Reasons To Reduce Your Water Bill
Water use is an element of your company’s operational costs and can easily be reduced, saving you money. In addition to reducing your water bill, you could also make savings on your energy bills by using less hot water.
The Water Supply (Water Fittings Regulations 1999 main purpose is to prevent waste, misuse, undue consumption and he contamination of wholesome water supplies. As a minimum, your organisation must comply with Regulations.
Reducing your water use will help to protect the environment and lessen your carbon footprint.
Taking steps to manage your environmental impacts will help to position your business as a socially and environmentally responsible company, which will be valued by clients, investors, the public and your staff.
Access to external investment
With more stringent regulation, financial institutions consider good environmental management as an indicator of overall business management.
Steps to Save Water (& Water Bill!)
There are various water efficient devices available to help reduce your water consumption.
a) Plugs in all wash-hand basins and sinks can reduce unnecessary running of taps.
b) Tap flow regulators can reduce the flow of water from the taps by up to half.
c) Percussion taps (push taps) deliver water for a pre-determined period and help avoid waste from running taps. If push taps remain stuck on, or if their run time is longer than ten seconds, you should fix them or contact the supplier to arrange resetting the run times.
d) Sufficient lagging of hot pipes will help to minimise the need to run the tap for a long time to get hot water, as well as helping to conserve heat energy.
e) Repairing a dripping tap could save as much as 9-litres of water a day. In most instances all that is required is a new washer.
a) Checks should be made to ensure that cisterns, whether for storage or flushing, are not overfilling and causing water to waste through warning pipes. In such instances, necessary adjustments or repairs should be made.
b) A save-a-flush can be inserted into 7-litre toilet cisterns, these toilets usually have a pull handle and were often installed between 1993 and 1999. The device will reduce each flush by 1-litre but is not suitable for dual-flush or slimline cisterns.
c) A Hippo bag can be fitted into cisterns of 9-litres upwards to reduce each flush by 2-litres.
d) Existing cisterns can be converted into dual flush systems. There are a number of suppliers providing devices that convert toilet cisterns of 7-litres upwards into a dual flush, allowing you to use a smaller flush.

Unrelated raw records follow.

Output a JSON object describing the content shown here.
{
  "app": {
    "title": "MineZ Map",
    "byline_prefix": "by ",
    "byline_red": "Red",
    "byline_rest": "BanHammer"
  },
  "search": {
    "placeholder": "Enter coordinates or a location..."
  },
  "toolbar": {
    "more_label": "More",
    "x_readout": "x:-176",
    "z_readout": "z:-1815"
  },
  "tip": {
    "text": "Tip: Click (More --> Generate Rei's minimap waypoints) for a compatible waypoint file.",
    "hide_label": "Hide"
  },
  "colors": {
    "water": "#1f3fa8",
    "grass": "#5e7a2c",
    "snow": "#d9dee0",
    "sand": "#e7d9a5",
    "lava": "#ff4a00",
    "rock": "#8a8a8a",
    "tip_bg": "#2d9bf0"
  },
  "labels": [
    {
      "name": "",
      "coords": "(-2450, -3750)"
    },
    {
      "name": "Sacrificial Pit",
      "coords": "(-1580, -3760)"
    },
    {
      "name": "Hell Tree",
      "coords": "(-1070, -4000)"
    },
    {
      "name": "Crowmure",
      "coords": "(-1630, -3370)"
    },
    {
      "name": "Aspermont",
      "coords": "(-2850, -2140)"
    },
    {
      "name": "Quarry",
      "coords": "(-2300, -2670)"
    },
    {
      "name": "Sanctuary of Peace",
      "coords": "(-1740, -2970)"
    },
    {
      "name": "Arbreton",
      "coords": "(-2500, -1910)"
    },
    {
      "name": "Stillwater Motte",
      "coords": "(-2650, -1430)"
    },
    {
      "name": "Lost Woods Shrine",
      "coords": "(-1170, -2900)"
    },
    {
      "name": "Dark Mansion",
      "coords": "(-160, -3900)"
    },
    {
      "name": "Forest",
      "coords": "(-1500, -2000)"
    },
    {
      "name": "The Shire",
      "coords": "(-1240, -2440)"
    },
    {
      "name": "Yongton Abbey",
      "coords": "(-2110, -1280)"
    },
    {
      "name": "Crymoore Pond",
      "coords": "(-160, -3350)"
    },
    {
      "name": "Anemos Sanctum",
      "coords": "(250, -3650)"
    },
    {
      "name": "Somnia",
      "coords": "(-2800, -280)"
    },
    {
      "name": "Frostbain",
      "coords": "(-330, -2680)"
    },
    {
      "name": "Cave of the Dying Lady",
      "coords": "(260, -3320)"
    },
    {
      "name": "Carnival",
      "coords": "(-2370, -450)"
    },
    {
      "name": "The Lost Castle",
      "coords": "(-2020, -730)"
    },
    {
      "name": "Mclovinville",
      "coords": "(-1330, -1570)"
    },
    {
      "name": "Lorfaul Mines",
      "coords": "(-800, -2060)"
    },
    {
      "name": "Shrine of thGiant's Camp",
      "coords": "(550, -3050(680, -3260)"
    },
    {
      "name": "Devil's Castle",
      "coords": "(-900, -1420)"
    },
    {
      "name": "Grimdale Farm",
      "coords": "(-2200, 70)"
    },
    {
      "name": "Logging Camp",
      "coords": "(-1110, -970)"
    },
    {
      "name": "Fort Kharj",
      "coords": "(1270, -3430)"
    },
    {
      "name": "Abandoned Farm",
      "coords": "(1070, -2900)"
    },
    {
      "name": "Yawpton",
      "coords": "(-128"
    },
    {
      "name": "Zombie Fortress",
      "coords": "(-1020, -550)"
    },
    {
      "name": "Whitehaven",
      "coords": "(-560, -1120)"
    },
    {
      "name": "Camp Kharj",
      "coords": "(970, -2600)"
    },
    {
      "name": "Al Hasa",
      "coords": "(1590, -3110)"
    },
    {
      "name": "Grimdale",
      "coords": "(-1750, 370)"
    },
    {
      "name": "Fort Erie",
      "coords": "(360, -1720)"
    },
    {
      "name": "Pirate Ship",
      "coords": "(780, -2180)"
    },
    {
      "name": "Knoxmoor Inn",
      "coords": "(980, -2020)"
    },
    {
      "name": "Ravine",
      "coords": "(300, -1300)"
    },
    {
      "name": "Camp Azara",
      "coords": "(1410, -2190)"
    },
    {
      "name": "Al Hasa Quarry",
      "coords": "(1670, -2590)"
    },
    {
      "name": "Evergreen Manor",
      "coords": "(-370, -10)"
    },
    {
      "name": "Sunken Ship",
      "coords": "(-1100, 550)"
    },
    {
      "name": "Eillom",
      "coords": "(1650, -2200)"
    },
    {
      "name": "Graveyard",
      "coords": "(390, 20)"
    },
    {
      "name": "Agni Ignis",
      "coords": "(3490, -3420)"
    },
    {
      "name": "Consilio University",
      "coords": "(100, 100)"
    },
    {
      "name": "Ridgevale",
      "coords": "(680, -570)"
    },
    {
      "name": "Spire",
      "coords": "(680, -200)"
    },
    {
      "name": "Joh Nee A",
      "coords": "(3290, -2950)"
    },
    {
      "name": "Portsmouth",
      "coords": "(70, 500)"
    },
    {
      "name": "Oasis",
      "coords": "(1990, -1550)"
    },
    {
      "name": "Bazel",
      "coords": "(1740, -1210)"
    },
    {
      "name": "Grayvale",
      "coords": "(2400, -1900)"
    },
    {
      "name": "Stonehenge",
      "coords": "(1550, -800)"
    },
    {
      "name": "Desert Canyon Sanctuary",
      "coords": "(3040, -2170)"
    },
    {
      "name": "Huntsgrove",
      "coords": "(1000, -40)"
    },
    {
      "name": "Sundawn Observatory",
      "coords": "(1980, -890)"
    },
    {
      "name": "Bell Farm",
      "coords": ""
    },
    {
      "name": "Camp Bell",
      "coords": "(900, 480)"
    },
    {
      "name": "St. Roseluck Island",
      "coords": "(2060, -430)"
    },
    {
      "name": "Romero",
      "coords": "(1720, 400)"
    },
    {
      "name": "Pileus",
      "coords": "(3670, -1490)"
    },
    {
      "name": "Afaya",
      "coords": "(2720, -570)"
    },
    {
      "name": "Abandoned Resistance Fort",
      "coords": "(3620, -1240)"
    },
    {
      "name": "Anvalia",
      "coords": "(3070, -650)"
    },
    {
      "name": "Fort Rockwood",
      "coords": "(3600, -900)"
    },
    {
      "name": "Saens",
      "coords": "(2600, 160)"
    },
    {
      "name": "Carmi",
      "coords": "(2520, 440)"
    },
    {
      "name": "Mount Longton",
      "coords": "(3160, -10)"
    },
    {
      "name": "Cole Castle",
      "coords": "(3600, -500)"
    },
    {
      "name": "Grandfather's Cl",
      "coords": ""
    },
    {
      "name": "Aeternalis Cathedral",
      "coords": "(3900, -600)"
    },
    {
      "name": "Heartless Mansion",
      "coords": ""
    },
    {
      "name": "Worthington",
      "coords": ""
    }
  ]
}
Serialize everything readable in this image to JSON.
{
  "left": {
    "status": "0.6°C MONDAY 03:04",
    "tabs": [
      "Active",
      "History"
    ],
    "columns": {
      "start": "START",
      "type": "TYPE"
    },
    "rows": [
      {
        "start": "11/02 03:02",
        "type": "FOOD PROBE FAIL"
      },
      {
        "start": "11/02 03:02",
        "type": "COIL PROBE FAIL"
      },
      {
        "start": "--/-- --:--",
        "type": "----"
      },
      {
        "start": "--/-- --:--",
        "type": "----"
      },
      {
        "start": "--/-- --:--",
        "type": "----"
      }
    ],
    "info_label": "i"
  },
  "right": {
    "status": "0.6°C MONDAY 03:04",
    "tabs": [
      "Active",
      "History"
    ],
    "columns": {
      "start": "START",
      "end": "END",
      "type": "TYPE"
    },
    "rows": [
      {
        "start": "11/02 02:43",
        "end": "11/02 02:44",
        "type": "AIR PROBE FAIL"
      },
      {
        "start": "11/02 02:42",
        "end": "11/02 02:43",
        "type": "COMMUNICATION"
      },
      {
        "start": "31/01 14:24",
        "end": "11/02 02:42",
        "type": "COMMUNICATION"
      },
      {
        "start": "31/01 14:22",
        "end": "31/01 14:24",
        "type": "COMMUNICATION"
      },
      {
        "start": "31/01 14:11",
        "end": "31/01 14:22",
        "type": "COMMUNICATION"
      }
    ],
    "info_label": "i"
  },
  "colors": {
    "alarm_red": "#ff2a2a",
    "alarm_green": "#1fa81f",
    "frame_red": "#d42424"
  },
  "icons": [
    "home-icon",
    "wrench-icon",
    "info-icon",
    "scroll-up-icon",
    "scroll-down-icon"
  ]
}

e) Install new low flush/dual flush toilets to provide a 4-itre/6-litre flush.
a) Flushing can be made more cost effective by installing passive infrared (PIR) flush control systems, so flushing reflects use.
b) On average, an unmanaged cistern flushes four times an hour, 24-hours a day, using 315 m3of water, at a cost of £500 per year (based on 2008 prices). Reducing the flush frequency and preventing flushing out-of-hours can reduce this to 36 m3, which equates to just £57 per year